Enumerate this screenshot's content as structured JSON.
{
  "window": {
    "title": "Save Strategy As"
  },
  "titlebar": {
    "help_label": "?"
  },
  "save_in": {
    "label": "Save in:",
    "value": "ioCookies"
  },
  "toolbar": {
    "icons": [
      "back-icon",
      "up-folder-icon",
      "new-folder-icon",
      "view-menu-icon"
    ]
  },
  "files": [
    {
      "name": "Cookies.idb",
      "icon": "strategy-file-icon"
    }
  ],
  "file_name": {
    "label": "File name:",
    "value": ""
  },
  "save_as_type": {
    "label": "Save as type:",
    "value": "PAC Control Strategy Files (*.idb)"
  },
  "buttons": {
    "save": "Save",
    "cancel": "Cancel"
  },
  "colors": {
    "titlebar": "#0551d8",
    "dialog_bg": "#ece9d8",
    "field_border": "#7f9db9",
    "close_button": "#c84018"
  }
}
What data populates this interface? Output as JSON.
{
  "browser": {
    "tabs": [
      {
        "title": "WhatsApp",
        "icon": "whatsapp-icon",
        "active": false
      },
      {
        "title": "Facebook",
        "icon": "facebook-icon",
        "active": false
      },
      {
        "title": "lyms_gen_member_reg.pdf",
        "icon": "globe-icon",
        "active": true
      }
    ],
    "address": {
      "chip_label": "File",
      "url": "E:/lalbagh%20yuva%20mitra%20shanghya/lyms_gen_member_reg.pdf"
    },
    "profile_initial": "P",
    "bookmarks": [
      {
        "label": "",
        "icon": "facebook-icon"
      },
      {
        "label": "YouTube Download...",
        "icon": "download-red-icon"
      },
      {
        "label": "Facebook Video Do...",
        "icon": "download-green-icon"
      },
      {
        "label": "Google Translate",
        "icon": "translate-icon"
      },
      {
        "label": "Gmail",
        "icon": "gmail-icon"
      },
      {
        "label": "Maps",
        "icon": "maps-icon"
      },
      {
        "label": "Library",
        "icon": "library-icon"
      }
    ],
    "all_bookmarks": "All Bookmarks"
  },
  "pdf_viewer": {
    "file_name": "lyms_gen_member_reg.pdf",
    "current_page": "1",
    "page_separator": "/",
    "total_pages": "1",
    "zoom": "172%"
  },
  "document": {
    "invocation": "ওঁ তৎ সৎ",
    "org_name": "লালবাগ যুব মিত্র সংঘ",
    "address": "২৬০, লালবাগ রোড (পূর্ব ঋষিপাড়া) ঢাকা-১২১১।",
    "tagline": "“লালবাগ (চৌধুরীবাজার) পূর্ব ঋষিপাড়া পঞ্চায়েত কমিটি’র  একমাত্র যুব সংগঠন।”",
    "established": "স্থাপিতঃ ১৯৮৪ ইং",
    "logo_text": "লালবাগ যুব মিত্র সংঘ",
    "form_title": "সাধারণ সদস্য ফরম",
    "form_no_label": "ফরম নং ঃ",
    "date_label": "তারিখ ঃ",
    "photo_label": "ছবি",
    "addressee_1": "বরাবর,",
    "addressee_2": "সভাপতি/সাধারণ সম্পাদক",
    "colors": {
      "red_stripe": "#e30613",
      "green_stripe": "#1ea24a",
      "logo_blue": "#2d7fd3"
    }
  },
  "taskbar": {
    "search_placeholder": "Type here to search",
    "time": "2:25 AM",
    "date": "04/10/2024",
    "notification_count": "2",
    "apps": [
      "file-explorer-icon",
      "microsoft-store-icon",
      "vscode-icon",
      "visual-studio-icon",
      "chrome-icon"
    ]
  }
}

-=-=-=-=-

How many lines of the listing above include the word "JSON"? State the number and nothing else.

§ Task output
2